The Express also focused on the change in Woodward, publishing a photo of her as a "dumpy teenager" alongside the new, improved version. Her mother claimed: "She's anxious to speak. You'll get lots of answers." But no clear-cut explanation was forthcoming about how many Woodward "expenses" have been funded by interested parties. Fortunately, said the Express, the Press Complaints Commission's Rottweiler Lord Wakeham "is set to launch an inquiry into the affair". The saga will rumble on - by Christmas, doubtless, she'll have her own chat-show. Earl Spencer, another aspirant TV personality, failed to convince the Guardian of his potential in a 45-minute BBC encounter with Sally Magnusson on Wednesday. "There were moments when the earl's interview had the feel of a glossy corporate video," it noted snidely. "All in all, the kind of polished performance you would expect from a former NBC presenter."

The reception for plans to commemorate Diana wasn't much better. While there were no objections to a pounds 5 coin, an award for young people, and Diana-funded children's nurses, Kensington's upper-crust were outraged about a proposed walkway tracing her funeral route. The Kensington Society's Janet Mayhew spluttered to the Telegraph: "The idea of the People's Princess has gone too far - this is appeasing the great British public's appetite at the expense of a whole borough." Hot-dog stalls and kiosks selling Diana-embossed sunglasses wouldn't quite fit with its elitist image, one presumes.

Premier Tony Blair has managed to dodge the spotlight of late, but the Sun caught up with him on Wednesday. "Is this the most dangerous man in Britain?" it thundered, menacingly. The issue was the beloved British pound - and its possible demise. "Blair is a charming, persuasive politician. We like him," insisted the paper. But his persuasiveness, said new editor David Yelland, was precisely the problem. "He seems determined to scrap the pound and take Britain into the European single currency. The result could be disastrous." By Thursday, a "huge army" of readers (36,688 - actually only a fraction of Sun devotees) had rung to register their support for the paper's stance. It's good to note that our PM is listening to the readers rather than the paper's proprietor, although the Telegraph cast doubt on that notion in its front-page report that Blair had "toned down his enthusiasm for the European single currency after a fierce counterblast from Rupert Murdoch's Sun newspaper".

Outbursts against the Government's vote to lower the age of homosexual consent were surprisingly muted; the odious Peter Tatchell carried on ranting ("Fourteen seems a fairer and more realistic age of consent," he told the Express.) but the bishops, while ranked in mutiny against the decision, failed to make a newsworthy splash except in Monday's Mail, which carried the equivocal headline: "Bishops lead gay sex at 16 revolt". Labour MP Stuart Bell clarified the situation in an opinion piece on page eight ("Sixteen-year-olds are too vulnerable and impressionable"), alongside an editorial which left no doubt as to this paper's orientation. "What is doubly depressing about this parliamentary move to legalise gay sex with 16- and 17-year-olds is that it has the blessing of both the Tory leader, William Hague, and the Prime Minister, Tony Blair," it wailed despairingly.

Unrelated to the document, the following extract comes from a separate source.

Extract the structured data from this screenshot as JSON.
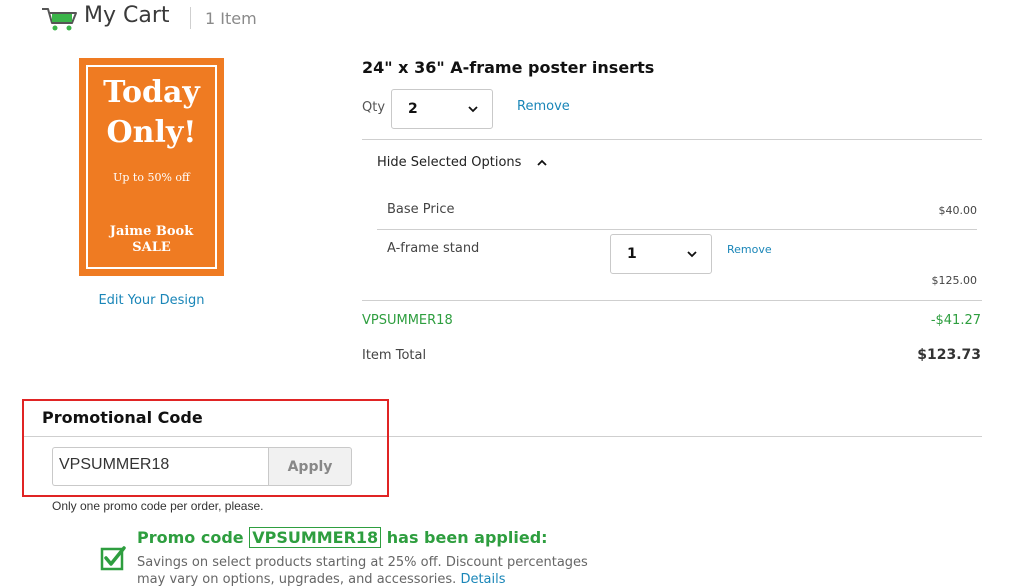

But spare a tear for poor old Linford Christie, who has certainly come off worst in his libel-case clashes with John McVicar. Last week, his emotional performance earned him a new moniker: "The Judy Garland of the 100 metres". Perhaps he should give Martin Bashir a ring.